I Could Not Believe
If Only 
I Am 

I WISH  I had held her longer, once she died. I felt like as her mum I had abandoned her, I was too scared to hold her, too scared to bath her. Once she was returned to us after her bath, I didn’t pick her up, I didn’t know if I was allowed to disturb her, would I hurt her. Of course I wouldn’t have hurt her. That we had spent more time with just me, her and her dad, nobody else. We thought we did the right thing by inviting people to say goodbye, but it should have been just us.  That we had co-slept with her, or had the equipment to have allowed us more time. I know I sound ungrateful, as we had longer than most, we had her whole life. But we didn’t know it was going to be her whole life, we weren’t supposed to say goodbye. I wish I’d sung her a lullaby, or read her a story.
I wish she hadn’t died, she should have been still here.

I REMEMBER Wanting the pain to stop, I cannot even describe what it felt like to have the doctor tell us that she wouldn’t survive. The same woman only five weeks before had told us she was doing well in the NICU. She’d wheeled her away after showing her her beautiful pink warm face.
How I couldn’t control any of it. Her birth, her life, her death. My knees were weak from the sickening blow. I remember not knowing how the hell I was going to breathe again, how we were going to move forward in life. The Pain has never gone away, it still remains, but I can live with it. I have to live with it.

I COULD NOT BELIEVE It happened to  us. That not only could I not save our beautiful girl, but I could not save my children from the heartache of having their baby sister die. I admit when I’d had my miscarriages in earlier years, I never mentioned them, I needed to protect them, I still haven’t told them.
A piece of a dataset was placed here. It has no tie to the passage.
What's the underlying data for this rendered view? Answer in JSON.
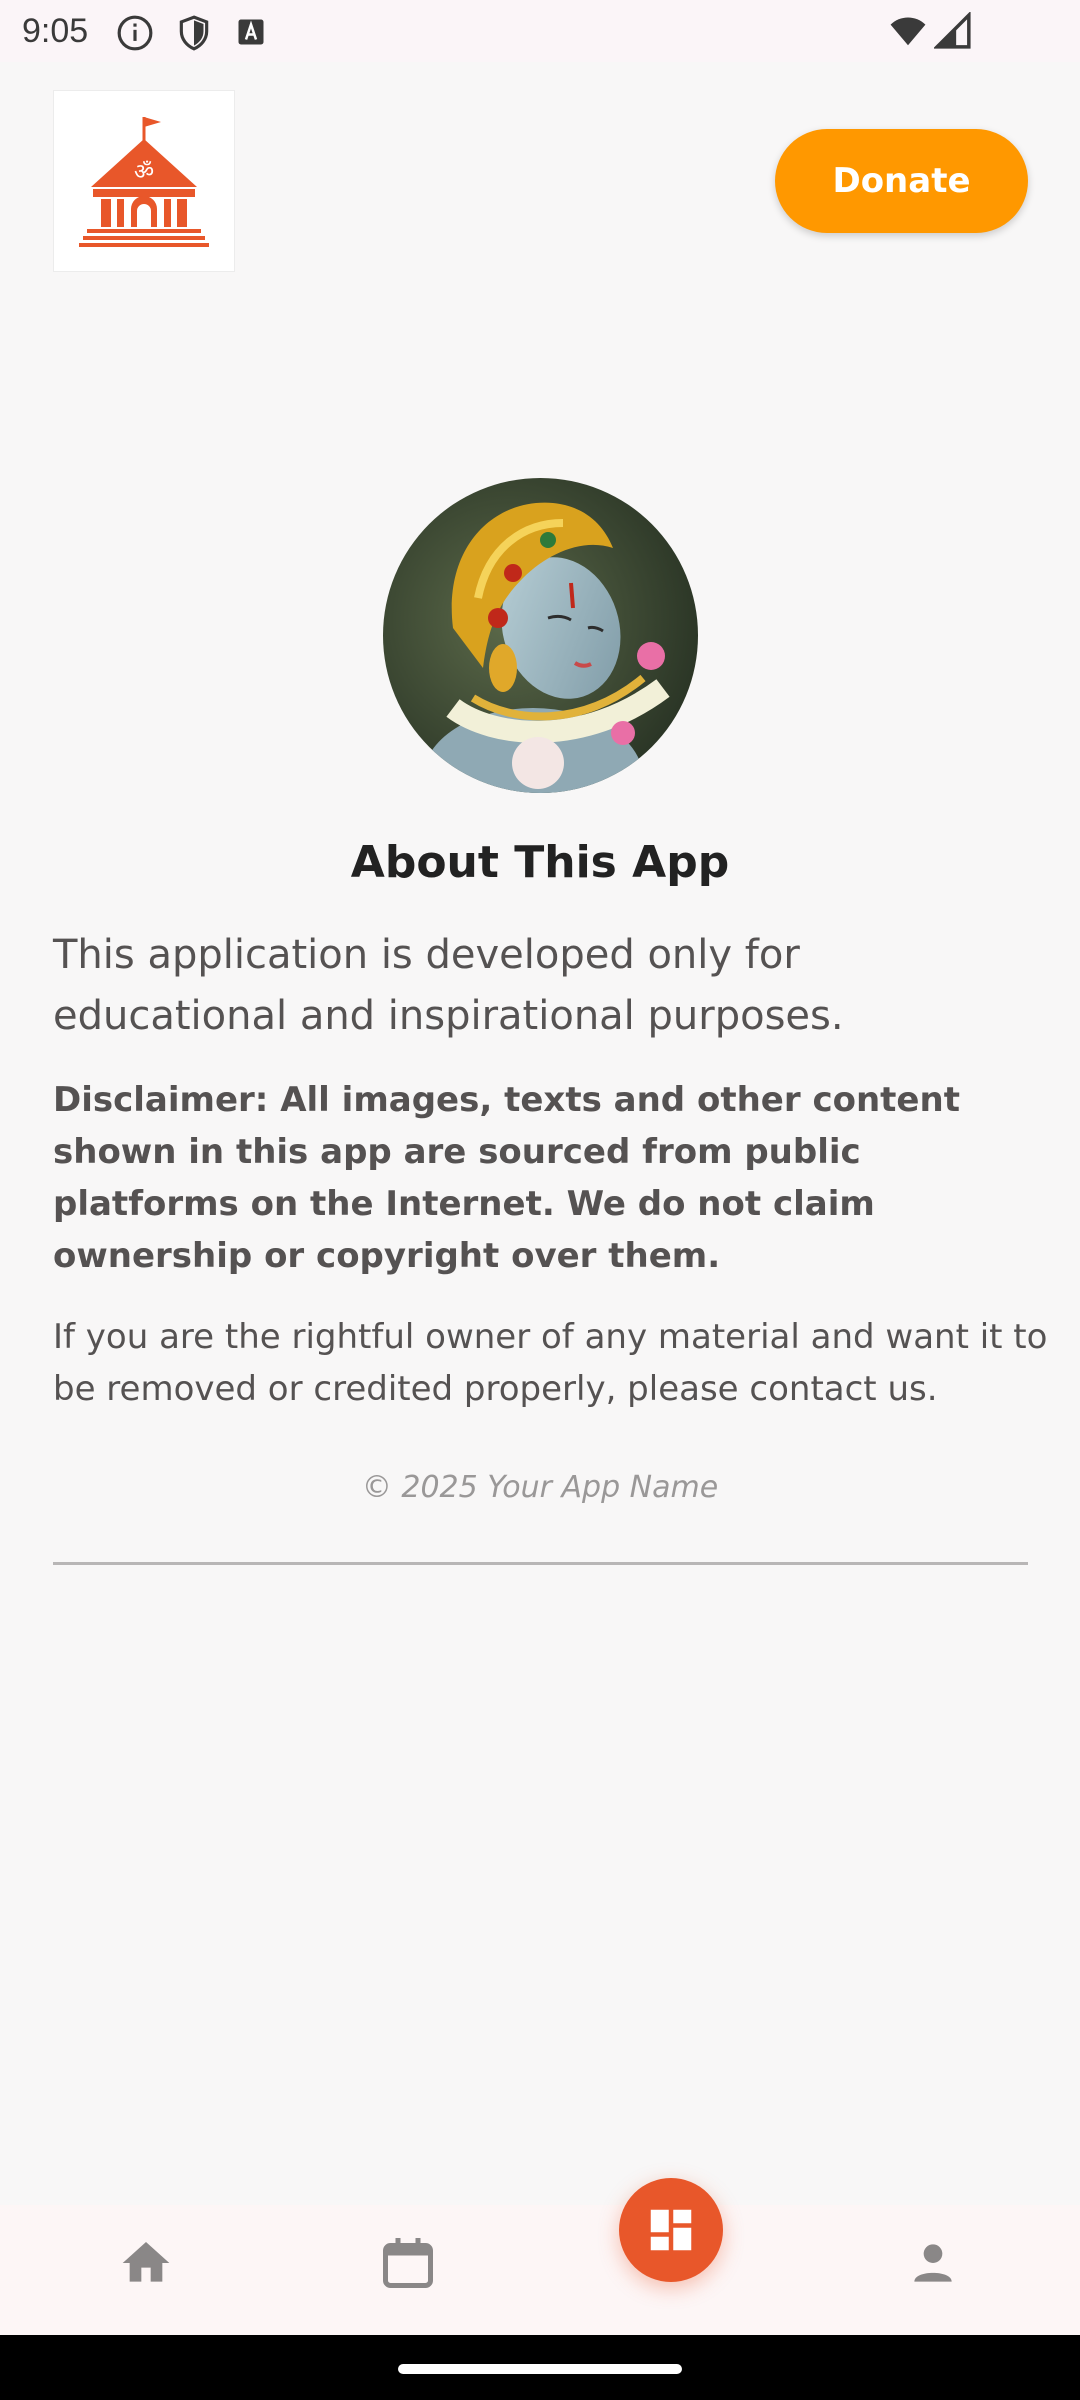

I didn’t want them to know that babies can die.
I still feel like a shit mum for being unable to protect any of them, my one job..

IF ONLY Things were different, not my life, we may have had five living children, but the day she died everything the surrounds her death, the lead up to it. If only things were done differently, there was a chance there could have been a better outcome. I do go over and over, I know I shouldn’t, but the strength that baby had, the hope we were given, the babies after her with less chances who have survived, it pinches. If Only.

I AM a Mum to FIVE children. A Mum who makes mistakes, who finds things hard, who laughs hard, screams the loudest, and cry until I can no longer breathe.

I AM HUMAN.

(Google)


I cannot believe that sometimes; I wish I didn’t have to remember who I am. 
If Only